Tottenham manager’s job would be more attractive than Chelsea
Sharethematch.com takes a look at Chelsea and Tottenham Hotspur as destinations for Europe's top managers
Spurs a better proposition than Chelsea for Europe’s top managers
Who’s going to be the next Chelsea manager? Who’s going to be the next England manager? Aren’t we all asking the wrong question?
It seems beyond all doubt that the next manager in, and swiftly out, of the FA revolving door will be Tottenham Hotspur manager Harry Redknapp.
And as for the Chelsea ejector seat, Rafael Benítez, Frank Rijkaard, Fabio Capello, or a foreigner with an impressive CV will undoubtedly be next to receive a healthy pay-off.
But the question we are all missing is who will take over at White Hart Lane? Chelsea are dominating the headlines far too much.
Forget ageing, Chelsea’s squad is full of veterans, who in their right mind would take on that job?
Now Spurs, that’s a different story altogether, a young vibrant squad on the up, wouldn’t that be a fantastic project that any manager would love to take on?
There is a chance to turn Spurs from a team of nearly men to league champions with the addition of a couple of key players, a solid foundation and a chairman who backs his managers.
This summer, Europe’s most coveted managers, such as Jurgen Klopp, Joachim Low and Pep Guardiola, would do well to turn their attention to the North of London rather than the cesspit that is Stamford Bridge.
Glenn Hoddle could be England’s solution
Glenn Hoddle has this week thrown his hat in to the ring to manage England this summer – and over the past few weeks there have been worse suggestions.
Hoddle’s managerial career came to a stuttering stop after he was unceremoniously dismissed by the Football Association in 1999 with below-par spells at Tottenham, Southampton and Wolverhampton Wanderers.
But prior to that he was showing signs of being a top-class manager, and as England’s top man he had a good record before losing the plot.
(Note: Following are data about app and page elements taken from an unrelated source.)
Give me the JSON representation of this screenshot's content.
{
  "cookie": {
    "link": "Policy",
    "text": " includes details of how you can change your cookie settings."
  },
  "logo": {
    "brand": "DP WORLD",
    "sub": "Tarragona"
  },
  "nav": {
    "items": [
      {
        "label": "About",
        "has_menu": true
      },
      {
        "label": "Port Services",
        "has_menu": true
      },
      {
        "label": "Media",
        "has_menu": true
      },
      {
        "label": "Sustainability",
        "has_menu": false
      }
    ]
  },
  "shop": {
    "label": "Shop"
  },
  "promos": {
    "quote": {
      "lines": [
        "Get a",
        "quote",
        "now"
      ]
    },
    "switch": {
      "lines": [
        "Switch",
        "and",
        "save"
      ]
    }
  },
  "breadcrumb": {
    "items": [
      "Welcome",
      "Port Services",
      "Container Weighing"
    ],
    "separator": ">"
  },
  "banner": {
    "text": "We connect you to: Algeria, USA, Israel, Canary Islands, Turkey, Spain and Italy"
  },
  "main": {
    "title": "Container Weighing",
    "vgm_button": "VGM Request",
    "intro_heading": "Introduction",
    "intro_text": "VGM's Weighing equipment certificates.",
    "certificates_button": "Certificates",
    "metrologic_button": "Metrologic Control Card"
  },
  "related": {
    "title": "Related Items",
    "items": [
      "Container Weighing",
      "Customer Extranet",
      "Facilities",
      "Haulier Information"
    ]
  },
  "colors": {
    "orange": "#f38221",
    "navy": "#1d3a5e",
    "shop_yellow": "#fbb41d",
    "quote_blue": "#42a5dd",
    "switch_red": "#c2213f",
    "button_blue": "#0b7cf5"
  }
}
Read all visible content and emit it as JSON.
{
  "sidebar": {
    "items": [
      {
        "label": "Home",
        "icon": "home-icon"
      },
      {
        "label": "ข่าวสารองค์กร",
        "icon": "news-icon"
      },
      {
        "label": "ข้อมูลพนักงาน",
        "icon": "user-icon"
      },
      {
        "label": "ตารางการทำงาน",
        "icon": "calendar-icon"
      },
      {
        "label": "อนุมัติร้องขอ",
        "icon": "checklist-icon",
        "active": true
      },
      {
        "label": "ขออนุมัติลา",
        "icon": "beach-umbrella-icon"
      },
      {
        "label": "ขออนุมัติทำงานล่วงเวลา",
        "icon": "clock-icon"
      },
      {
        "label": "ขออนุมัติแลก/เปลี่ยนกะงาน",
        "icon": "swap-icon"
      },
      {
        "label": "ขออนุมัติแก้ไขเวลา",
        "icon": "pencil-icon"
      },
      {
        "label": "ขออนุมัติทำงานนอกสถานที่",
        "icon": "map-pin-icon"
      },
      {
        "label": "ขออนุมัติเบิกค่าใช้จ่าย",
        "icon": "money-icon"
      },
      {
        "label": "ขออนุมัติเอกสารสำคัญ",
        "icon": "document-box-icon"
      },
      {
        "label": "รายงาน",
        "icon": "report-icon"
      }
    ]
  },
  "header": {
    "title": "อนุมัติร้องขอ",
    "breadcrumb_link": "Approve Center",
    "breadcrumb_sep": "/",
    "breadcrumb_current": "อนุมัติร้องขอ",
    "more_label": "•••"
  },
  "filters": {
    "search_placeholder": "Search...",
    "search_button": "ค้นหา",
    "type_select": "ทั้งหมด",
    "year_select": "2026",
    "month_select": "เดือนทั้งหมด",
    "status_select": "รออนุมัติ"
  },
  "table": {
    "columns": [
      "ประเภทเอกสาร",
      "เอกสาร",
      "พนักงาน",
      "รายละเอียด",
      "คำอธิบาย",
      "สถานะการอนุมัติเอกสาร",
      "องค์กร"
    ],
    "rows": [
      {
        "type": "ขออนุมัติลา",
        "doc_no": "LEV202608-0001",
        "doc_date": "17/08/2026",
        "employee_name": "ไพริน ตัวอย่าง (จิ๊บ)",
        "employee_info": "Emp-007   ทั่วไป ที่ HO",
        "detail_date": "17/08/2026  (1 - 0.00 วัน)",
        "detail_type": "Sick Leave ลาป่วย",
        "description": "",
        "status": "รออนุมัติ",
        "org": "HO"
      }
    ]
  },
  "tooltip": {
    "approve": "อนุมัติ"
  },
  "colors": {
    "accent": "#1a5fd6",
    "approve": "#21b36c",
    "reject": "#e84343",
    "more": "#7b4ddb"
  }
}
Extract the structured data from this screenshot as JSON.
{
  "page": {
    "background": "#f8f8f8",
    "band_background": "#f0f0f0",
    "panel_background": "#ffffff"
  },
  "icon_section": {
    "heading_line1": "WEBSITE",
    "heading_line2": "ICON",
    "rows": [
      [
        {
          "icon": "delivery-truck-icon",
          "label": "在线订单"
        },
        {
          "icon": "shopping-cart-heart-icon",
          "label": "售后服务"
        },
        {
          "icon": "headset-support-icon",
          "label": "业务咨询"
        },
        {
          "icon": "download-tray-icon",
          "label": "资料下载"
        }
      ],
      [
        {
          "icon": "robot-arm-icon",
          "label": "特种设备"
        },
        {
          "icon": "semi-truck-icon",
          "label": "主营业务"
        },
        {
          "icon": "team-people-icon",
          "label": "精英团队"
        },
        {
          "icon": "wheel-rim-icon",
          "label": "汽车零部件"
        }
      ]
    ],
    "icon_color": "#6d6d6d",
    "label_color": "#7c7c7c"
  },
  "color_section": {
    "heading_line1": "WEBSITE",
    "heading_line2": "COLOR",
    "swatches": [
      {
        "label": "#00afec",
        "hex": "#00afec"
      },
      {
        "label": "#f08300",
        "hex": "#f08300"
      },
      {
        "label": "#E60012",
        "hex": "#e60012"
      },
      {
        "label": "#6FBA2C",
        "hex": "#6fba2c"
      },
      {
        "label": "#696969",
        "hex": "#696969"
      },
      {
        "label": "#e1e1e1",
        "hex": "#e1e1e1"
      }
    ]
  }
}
Hoddle had a 60 per cent win rate for England, up until a controversial interview with Matt Dickinson of The Times saw his position become untenable.
This aside Hoddle showed he had the character and stature to manage England’s top players.
He was not afraid of the big decisions, as his axing of Paul Gascoigne ahead of World Cup 1998 showed and he had the tactical nous to mix it with the best in the world, while he could obviously inspire his side – look no further than the courageous penalty shoot-out defeat to Argentina in the same year as proof of that.
Prior to England, Hoddle had started Chelsea’s golden era, bringing in the likes of Ruud Gullit and Mark Hughes, revitalising a stagnating club.
These days he has his academy and is a regular pundit on television, but if it’s short-term position the FA are looking for they could and maybe should look at a man who knows the role, won’t be phased by the pressure and has a job to finish after his previous attempt.